• TASK REQUIREMENTS
List, from the lines below, each one with "JSON" in it.

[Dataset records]
>>>
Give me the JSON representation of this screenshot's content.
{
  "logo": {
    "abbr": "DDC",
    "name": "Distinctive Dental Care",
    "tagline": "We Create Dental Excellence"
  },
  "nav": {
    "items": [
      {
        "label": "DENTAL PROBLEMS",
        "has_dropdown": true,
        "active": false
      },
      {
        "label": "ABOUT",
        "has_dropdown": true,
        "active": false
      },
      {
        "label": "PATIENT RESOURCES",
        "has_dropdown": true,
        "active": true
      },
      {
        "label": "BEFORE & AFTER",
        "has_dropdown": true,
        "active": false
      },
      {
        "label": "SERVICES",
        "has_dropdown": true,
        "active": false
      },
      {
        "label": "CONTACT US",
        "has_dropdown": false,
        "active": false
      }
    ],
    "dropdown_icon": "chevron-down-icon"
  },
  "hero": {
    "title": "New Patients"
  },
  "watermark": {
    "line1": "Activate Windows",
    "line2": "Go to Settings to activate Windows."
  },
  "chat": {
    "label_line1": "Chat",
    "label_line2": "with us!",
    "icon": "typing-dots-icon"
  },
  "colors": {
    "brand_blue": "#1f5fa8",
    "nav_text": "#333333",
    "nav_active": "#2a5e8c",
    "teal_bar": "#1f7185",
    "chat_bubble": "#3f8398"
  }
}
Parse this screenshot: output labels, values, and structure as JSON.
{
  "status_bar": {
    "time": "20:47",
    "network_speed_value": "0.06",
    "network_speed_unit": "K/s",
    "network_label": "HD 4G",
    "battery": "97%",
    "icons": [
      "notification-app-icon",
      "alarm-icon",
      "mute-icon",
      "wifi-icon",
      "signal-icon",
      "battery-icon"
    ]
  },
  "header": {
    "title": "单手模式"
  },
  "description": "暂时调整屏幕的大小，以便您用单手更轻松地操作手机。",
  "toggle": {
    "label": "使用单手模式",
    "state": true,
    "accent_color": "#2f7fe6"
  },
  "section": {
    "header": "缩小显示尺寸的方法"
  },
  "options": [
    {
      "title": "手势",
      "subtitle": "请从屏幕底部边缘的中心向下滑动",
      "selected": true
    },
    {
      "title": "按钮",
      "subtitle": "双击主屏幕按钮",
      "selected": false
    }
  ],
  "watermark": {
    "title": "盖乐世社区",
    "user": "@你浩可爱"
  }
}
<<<
• TASK RESULT
Give me the JSON representation of this screenshot's content.
Parse this screenshot: output labels, values, and structure as JSON.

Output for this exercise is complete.